The University of Phoenix (UOP) and its parent company, Apollo Education Group, will settle for a record $191 million to resolve Federal Trade Commission charges – that they used deceptive advertisements that falsely touted their relationships and job opportunities with companies such as AT&T, Yahoo!, Microsoft, Twitter, and The American Red Cross.
Under the settlement unanimously approved by the Commission, UOP will pay $50 million in cash as well as cancel $141 million in debts owed to the school by students who were harmed by the deceptive ads.
“This is the largest settlement the Commission has obtained in a case against a for-profit school,” said Andrew Smith, Director of the FTC’s Bureau of Consumer Protection. “Students making important decisions about their education need the facts, not fantasy job opportunities that do not exist.”
What the FTC alleged in its complaint
The FTC alleged that UOP and Apollo relied heavily on advertising to attract students, including specific ads that targeted military and Hispanic consumers. The companies’ ads featured employers such as Microsoft, Twitter, Adobe, and Yahoo!, giving the false impression that UOP worked with those companies to create job opportunities for its students and tailor its curriculum for such jobs.
Parking Lot Ad example
In reality, these companies did not partner with UOP to provide special job opportunities for UOP students or develop curriculum. Instead, UOP and Apollo selected these companies for their advertisements as part of a marketing strategy to drive prospective student interest, the FTC alleges.
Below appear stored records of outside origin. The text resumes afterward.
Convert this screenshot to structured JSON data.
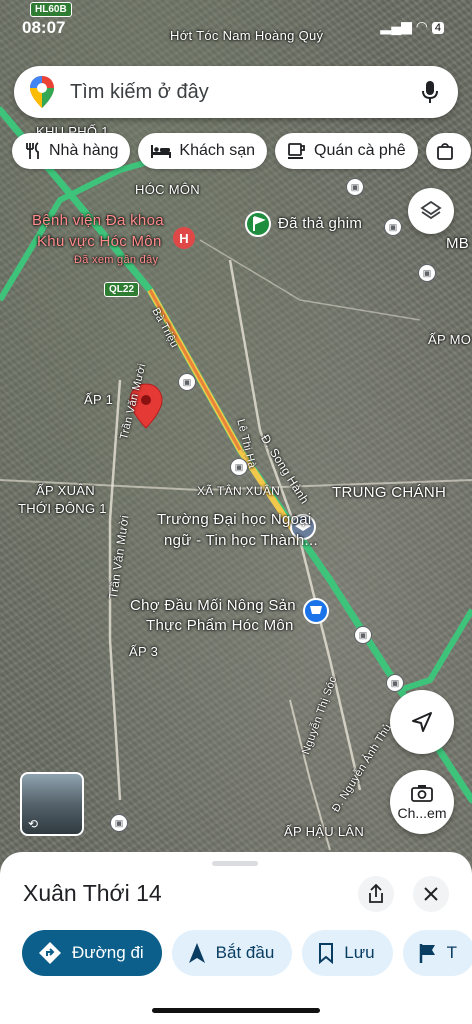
{
  "status": {
    "time": "08:07",
    "top_place": "HL60B",
    "battery": "4"
  },
  "search": {
    "placeholder": "Tìm kiếm ở đây"
  },
  "chips": [
    {
      "label": "Nhà hàng",
      "icon": "fork-knife-icon"
    },
    {
      "label": "Khách sạn",
      "icon": "bed-icon"
    },
    {
      "label": "Quán cà phê",
      "icon": "coffee-icon"
    }
  ],
  "map_labels": {
    "salon": "Hớt Tóc Nam Hoàng Quý",
    "hoc_mon": "HÓC MÔN",
    "khu_pho": "KHU PHỐ 1",
    "hospital_1": "Bệnh viện Đa khoa",
    "hospital_2": "Khu vực Hóc Môn",
    "hospital_sub": "Đã xem gần đây",
    "pinned": "Đã thả ghim",
    "mb": "MB",
    "ap_mo": "ẤP MO",
    "ql22": "QL22",
    "ba_trieu": "Bà Triệu",
    "tran_van_muoi_1": "Trần Văn Mười",
    "ap1": "ẤP 1",
    "le_thi_ha": "Lê Thị Hà",
    "song_hanh": "Đ. Song Hành",
    "xa_tan_xuan": "XÃ TÂN XUÂN",
    "trung_chanh": "TRUNG CHÁNH",
    "ap_xuan": "ẤP XUÂN",
    "thoi_dong": "THỚI ĐÔNG 1",
    "school_1": "Trường Đại học Ngoại",
    "school_2": "ngữ - Tin học Thành...",
    "tran_van_muoi_2": "Trần Văn Mười",
    "market_1": "Chợ Đầu Mối Nông Sản",
    "market_2": "Thực Phẩm Hóc Môn",
    "ap3": "ẤP 3",
    "nguyen_thi_soc": "Nguyễn Thị Sóc",
    "nguyen_anh_thu": "Đ. Nguyễn Ảnh Thủ",
    "ap_hau_lan": "ẤP HẬU LÂN"
  },
  "buttons": {
    "streetview_label": "Ch...em"
  },
  "sheet": {
    "title": "Xuân Thới 14",
    "actions": [
      {
        "label": "Đường đi"
      },
      {
        "label": "Bắt đầu"
      },
      {
        "label": "Lưu"
      },
      {
        "label": "T"
      }
    ]
  },
  "colors": {
    "route_green": "#3ec47a",
    "highway_yellow": "#f2c84b",
    "pin_red": "#e53935",
    "primary_button": "#0b5f8a"
  }
}
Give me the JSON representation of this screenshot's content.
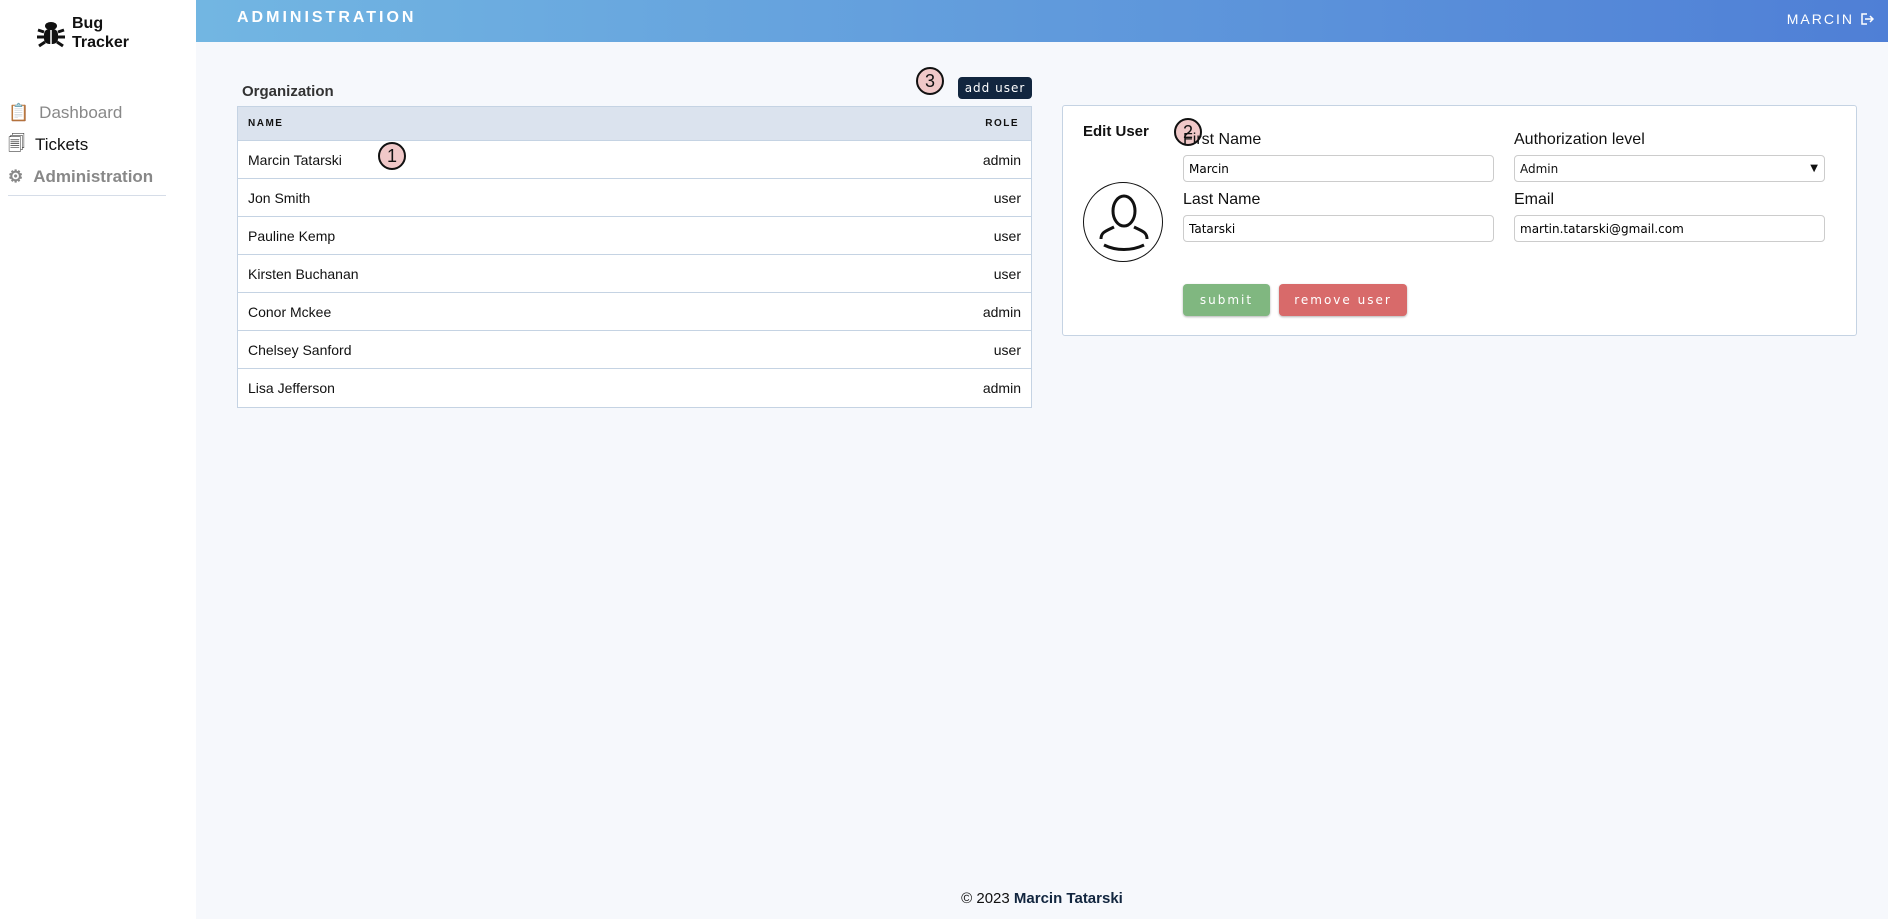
{
  "app": {
    "name_line1": "Bug",
    "name_line2": "Tracker"
  },
  "sidebar": {
    "items": [
      {
        "label": "Dashboard",
        "icon": "chart-clipboard-icon"
      },
      {
        "label": "Tickets",
        "icon": "tickets-icon"
      },
      {
        "label": "Administration",
        "icon": "gear-icon"
      }
    ]
  },
  "header": {
    "title": "ADMINISTRATION",
    "user": "MARCIN",
    "logout_icon": "logout-icon"
  },
  "organization": {
    "title": "Organization",
    "add_user": "add user",
    "columns": [
      "NAME",
      "ROLE"
    ],
    "rows": [
      {
        "name": "Marcin Tatarski",
        "role": "admin"
      },
      {
        "name": "Jon Smith",
        "role": "user"
      },
      {
        "name": "Pauline Kemp",
        "role": "user"
      },
      {
        "name": "Kirsten Buchanan",
        "role": "user"
      },
      {
        "name": "Conor Mckee",
        "role": "admin"
      },
      {
        "name": "Chelsey Sanford",
        "role": "user"
      },
      {
        "name": "Lisa Jefferson",
        "role": "admin"
      }
    ]
  },
  "annotations": [
    "1",
    "2",
    "3"
  ],
  "edit_user": {
    "title": "Edit User",
    "first_name_label": "First Name",
    "first_name": "Marcin",
    "last_name_label": "Last Name",
    "last_name": "Tatarski",
    "auth_label": "Authorization level",
    "auth_value": "Admin",
    "email_label": "Email",
    "email": "martin.tatarski@gmail.com",
    "submit": "submit",
    "remove": "remove user"
  },
  "colors": {
    "submit": "#80b780",
    "remove": "#d86a6a",
    "add_user": "#12263f"
  },
  "footer": {
    "copy": "© 2023 ",
    "author": "Marcin Tatarski"
  }
}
In addition to falsely touting relationships with companies, the defendants also misrepresented that companies, such as Adobe, American Red Cross, Avis, AT&T, MGM, Microsoft, Newell Rubbermaid, Sodexo, and Twitter, worked with UOP to develop its courses, according to the FTC’s complaint.
The complaint further alleges that UOP’s deceptive advertising and marketing materials targeted active duty servicemembers, veterans, and military spouses, and that the company has been the largest recipient of Post-9/11 GI Bill benefits since the program’s inception.
What the settlement means for consumers
The settlement requires UOP to pay $50 million to the Commission, which will be used for consumer redress, and to cancel approximately $141 million in debts owed to UOP by former students who first enrolled during the time period consumers were likely exposed to UOP’s deceptive advertising.
This settlement will not affect student borrowers’ federal or private loan obligations. Borrowers looking to lower their monthly payments on federal loans can obtain free information from the United States Department of Education about income-driven repayment plans, and those who believe they have been defrauded or deceived can apply for loan forgiveness through the Borrower Defense to Repayment procedures. Applying for these programs does not cost anything. Student borrowers should steer clear of debt relief scams that charge thousands of dollars for services that are available for free.
The Commission vote authorizing the staff to file the complaint and stipulated final order was 4-0-1, with Commissioner Christine S. Wilson recused. The complaint and stipulated final order will be filed in the U.S. District Court for the District of Arizona. Commissioners Rohit Chopra and Rebecca Kelly Slaughter each issued separate statements.
NOTE: The Commission files a complaint when it has “reason to believe” that the named defendants are violating or are about to violate the law and it appears to the Commission that a proceeding is in the public interest. Stipulated final orders have the force of law when approved and signed by the District Court judge.
The Federal Trade Commission works to promote competition, and protect and educate consumers. You can learn more about consumer topics and file a consumer complaint online or by calling 1-877-FTC-HELP (382-4357). Like the FTC on Facebook, follow us on Twitter, read our blogs, our subscribe to press releases for the latest FTC news and resources.